NGO 2.0: The Future of Doing Good

Kegler Brown is partnering with Columbus Council on World Affairs for a networking luncheon focused on today’s social challenges and the future of our society. Ahmad Ashkar, founder and CEO of the Hult Prize will speak to social impact, how the world’s largest student movement is taking charge to make a difference and the next steps for social entrepreneurship. The luncheon will be held on Tuesday, May 7, in the WOSU room at COSI. The program will begin promptly at noon. Register for the event.

More information on the Hult Prize:

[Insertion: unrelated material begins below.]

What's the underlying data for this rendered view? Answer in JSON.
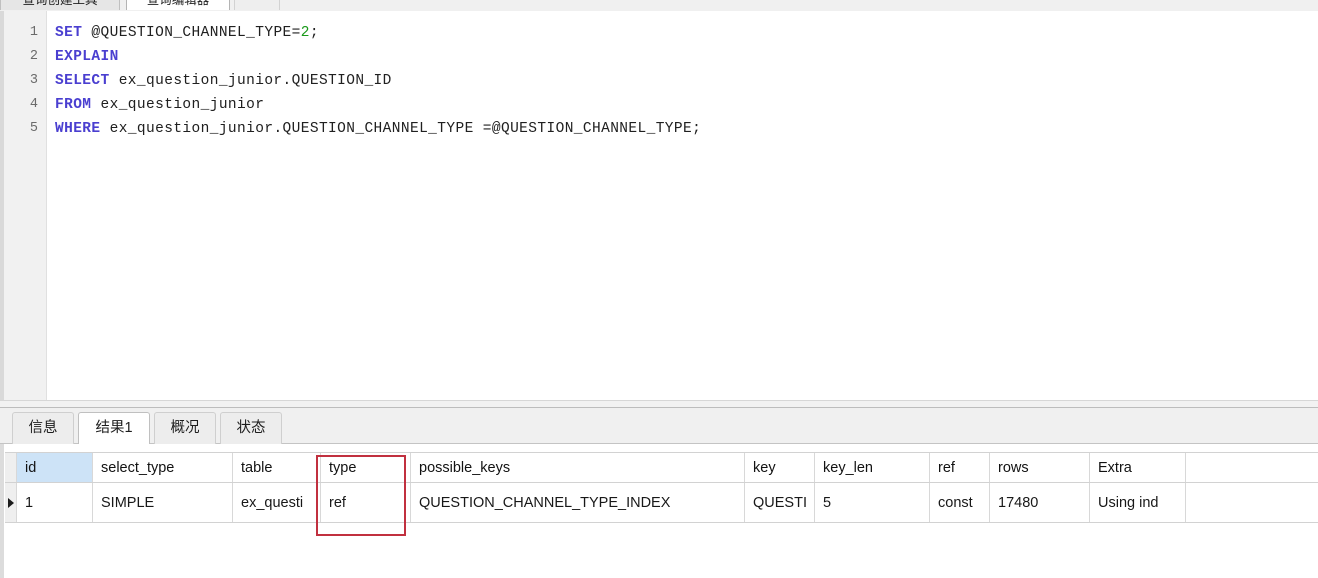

In partnership with former President Clinton and the Clinton Global Initiative (CGI), the Hult Prize has created the world’s largest student movement for social impact, dedicated to solving the most pressing social challenges on the planet. Each year, more than 10,000 college and university students from around the world apply to pitch their ideas at one of six regional events that take place in Boston, San Francisco, London, Dubai, Shanghai, and online. Up for grabs is an opportunity to spend the summer in the Hult Accelerator — a world class center for innovation located in Boston. Following the conclusion of their time working in the Hult Accelerator, each of the six winning teams then pitch their start-ups at the annual Clinton Global Initiative meeting, where President Clinton, along with CGI Meeting attendees select and award the winning team with a $1 million prize to make their idea a reality.

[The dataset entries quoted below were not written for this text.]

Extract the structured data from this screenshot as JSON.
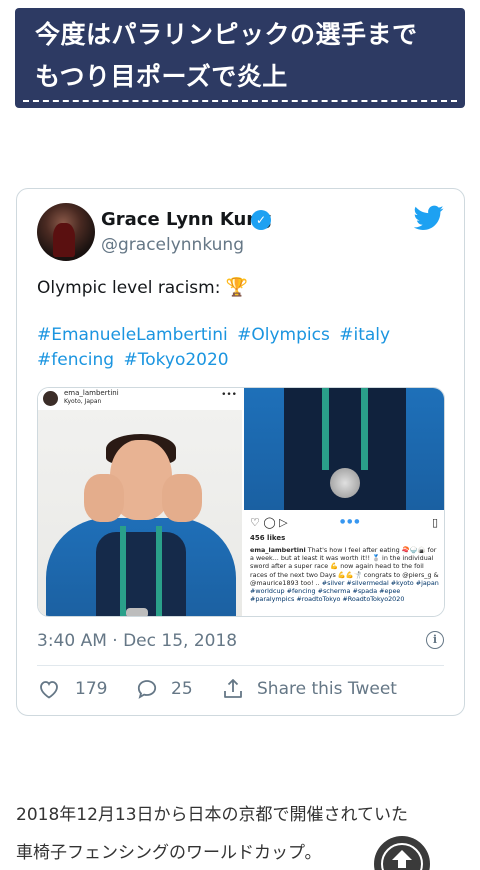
{
  "article": {
    "banner_line1": "今度はパラリンピックの選手まで",
    "banner_line2": "もつり目ポーズで炎上",
    "body_line1": "2018年12月13日から日本の京都で開催されていた",
    "body_line2": "車椅子フェンシングのワールドカップ。"
  },
  "tweet": {
    "display_name": "Grace Lynn Kung",
    "handle": "@gracelynnkung",
    "text": "Olympic level racism:",
    "hashtags": [
      "#EmanueleLambertini",
      "#Olympics",
      "#italy",
      "#fencing",
      "#Tokyo2020"
    ],
    "timestamp": "3:40 AM · Dec 15, 2018",
    "likes": "179",
    "replies": "25",
    "share_label": "Share this Tweet",
    "colors": {
      "accent": "#1da1f2",
      "link": "#1b95e0",
      "muted": "#657786"
    }
  },
  "instagram": {
    "username": "ema_lambertini",
    "location": "Kyoto, Japan",
    "likes": "456 likes",
    "caption_user": "ema_lambertini",
    "caption_text": "That's how I feel after eating 🍣🍚🍙 for a week... but at least it was worth it!! 🥈 in the individual sword after a super race 💪 now again head to the foil races of the next two Days 💪💪🤺 congrats to @piers_g & @maurice1893 too! ..",
    "caption_tags": "#silver #silvermedal #kyoto #japan #worldcup #fencing #scherma #spada #epee #paralympics #roadtoTokyo #RoadtoTokyo2020"
  }
}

Historically, teams crafted social entrepreneurship plans to be implemented by existing NGOs like Habitat for Humanity, Solaraid, and One Laptop Per Child. Responding to urges from President Clinton and micro-lending Grameen Bank founder Muhammad Yunus, teams will now compete to create wholly new organizations, oriented around a topic area selected by President Clinton himself. In 2013, teams are tasked with confronting the Global Food Crisis by addressing issues in distribution, manufacturing, production, technology, etc. The Founder and CEO of the Hult Prize, Ahmad Ashkar, is calling the move "NGO 2.0." He hopes to create a new generation of profit-motive-driven social entrepreneurial start-ups.